The concept that there’s a war on Christmas frustrates me. The indignant assertions abound: that it’s ok to say Merry Christmas to all people, and that the December holiday season needs to be branded as the Christmas season, and public and government property should rightly be festooned with Christmas trees and creches. It seems the justifications are that the U.S. is a Christian nation, that Christmas is the foremost December holiday, that Christian tradition takes the mantle over public life. Personally, I can’t understand the celebration of one religious group’s holiday requiring the exclusion of all other traditions. For what purpose? My perspective of what I’m going to call the holiday season (a period that ranges from the third week in November through January 1st) is that it’s a time we challenge ourselves to open our hearts, to reach out, be inclusive, give generously and think of those less fortunate. Goodwill towards all, don’t be a dick, treat others with beautiful kindness. And of course, mindless consumerism. In fact, my almost physical inability to say Merry Christmas has its roots in my many years working retail during the holidays.
My first holiday retail experience was at the GAP. I was seventeen, working in the mall on weekends and evenings after school. We had an all-staff meeting very early the morning of Black Friday (or, The Day After Thanksgiving). We were instructed to be happy, positive and suggest gift ideas to all customers who came through our doors. We were to make each and every customer feel welcome, which meant we were never to say Merry Christmas, lest we alienate someone of a different faith and lose their business. Our manager searched our faces, one by one, to make sure we understood. One person raised their hand asking, “what if the customer says it first?” “Then you may repeat it back, but you are never to initiate it,” our manager replied gravely. Anticipating large volumes of customer traffic, management put a staff member on greeting duty at the front door, to welcome each person on arrival and thank each person upon departure. The fiercest extrovert of the group, I volunteered to greet for the entirety of my shift, eight hours of hellos and goodbyes, eight hours of new faces, new energy filling me. My colleagues thought me insane. Management was grateful, and made it my responsibility for the remainder of the season. “You too!” was as close as I ever came to uttering the exclusionary phrase Merry Christmas.

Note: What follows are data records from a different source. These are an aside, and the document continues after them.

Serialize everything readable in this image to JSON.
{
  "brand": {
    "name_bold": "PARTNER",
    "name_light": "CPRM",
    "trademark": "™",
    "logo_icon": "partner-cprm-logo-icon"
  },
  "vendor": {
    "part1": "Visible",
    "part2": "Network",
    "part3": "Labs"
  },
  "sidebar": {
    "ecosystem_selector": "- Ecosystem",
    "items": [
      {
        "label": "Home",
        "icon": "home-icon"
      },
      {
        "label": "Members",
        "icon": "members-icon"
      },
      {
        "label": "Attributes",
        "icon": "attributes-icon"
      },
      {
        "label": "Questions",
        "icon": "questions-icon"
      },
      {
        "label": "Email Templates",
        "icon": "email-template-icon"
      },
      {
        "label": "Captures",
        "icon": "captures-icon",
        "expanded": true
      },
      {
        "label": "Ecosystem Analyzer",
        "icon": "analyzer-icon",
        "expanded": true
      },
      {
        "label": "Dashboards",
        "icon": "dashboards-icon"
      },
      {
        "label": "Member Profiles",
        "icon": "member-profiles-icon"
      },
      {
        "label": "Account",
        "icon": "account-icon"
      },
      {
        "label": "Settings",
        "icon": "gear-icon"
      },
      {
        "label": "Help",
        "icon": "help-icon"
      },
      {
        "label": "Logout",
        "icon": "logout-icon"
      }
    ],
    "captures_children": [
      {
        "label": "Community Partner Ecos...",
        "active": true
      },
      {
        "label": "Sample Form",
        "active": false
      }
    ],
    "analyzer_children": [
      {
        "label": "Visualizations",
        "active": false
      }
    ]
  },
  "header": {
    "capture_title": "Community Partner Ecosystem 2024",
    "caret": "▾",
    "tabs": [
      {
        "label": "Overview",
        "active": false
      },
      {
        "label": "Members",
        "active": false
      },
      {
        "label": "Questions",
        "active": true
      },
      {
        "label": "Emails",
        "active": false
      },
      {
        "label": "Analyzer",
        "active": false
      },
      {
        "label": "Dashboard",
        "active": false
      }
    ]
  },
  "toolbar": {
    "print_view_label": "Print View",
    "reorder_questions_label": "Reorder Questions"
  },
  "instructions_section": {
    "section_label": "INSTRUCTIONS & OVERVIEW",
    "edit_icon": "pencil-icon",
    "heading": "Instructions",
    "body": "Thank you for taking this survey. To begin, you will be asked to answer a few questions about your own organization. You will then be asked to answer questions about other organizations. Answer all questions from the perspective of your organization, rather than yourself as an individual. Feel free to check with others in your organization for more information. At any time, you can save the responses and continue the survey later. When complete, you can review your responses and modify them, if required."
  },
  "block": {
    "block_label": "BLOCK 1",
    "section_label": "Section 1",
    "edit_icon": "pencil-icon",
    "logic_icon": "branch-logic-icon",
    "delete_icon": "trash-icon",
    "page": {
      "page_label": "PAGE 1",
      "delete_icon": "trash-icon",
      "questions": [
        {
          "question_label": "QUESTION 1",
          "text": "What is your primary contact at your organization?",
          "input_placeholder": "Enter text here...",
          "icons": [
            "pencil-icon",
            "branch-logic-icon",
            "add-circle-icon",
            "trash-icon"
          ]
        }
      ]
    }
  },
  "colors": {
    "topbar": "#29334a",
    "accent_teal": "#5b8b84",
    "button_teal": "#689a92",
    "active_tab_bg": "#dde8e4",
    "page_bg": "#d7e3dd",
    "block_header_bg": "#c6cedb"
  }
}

Over the years, I honed my intention of inclusion even more finely, asking customers, are you celebrating the holidays this year? A tactic devised to cover my bets should someone be Jehovah’s Witness (a faith that does not celebrate mainstream holidays of any form), with the added benefit of sparking conversation about the holidays, a natural segue into my sales pitch. I came to believe very strongly that allowing space for different traditions, different ways and viewpoints during the holiday season creates more opportunity for connection and understanding, in essence, what the holidays mean to me. That I struggle to form the words Merry Christmas and say them aloud is silly, I know, especially since it’s the main winter holiday I celebrate, in its twinkling lights, gathering with friends and family, bingeing on food and sweets and listening to The Nutcracker soundtrack form. I once talked about taking time off for “Xmas” and a supervisor (at an office job) objected, stating I had just X-ed the Christ out of Christmas. “Well, I am an atheist,” I replied. “I’m not.” she said. You see, for some it’s a war.
I’m encouraging people to drop the concept of a war on Christmas in favor of a more nuanced view: inclusion of all during a cold, dark time of year. Not wanting to lead with “Merry Christmas” doesn’t mean the holiday is in danger of losing its importance in society. Assuming that everyone is celebrating the same holiday is an exclusion of those who aren’t, a door closed during a season purportedly about open houses and open hearts. I like “Happy Holidays” because it means I’m covering everything from Thanksgiving to New Year’s. Why wouldn’t I want to wish someone happiness for a period of two months rather than one day that may mean nothing more than December 25th on the calendar? It’s not a war. It’s a time of drawing people in, connecting, spreading warmth, hope and cheer. When we are unable to look past our perceived notions of the importance of our own traditions, well, is that really the spirit?
Happy Holidays, to all who are celebrating! My fond wishes for a healthy, peaceful and joyful life to everyone, period!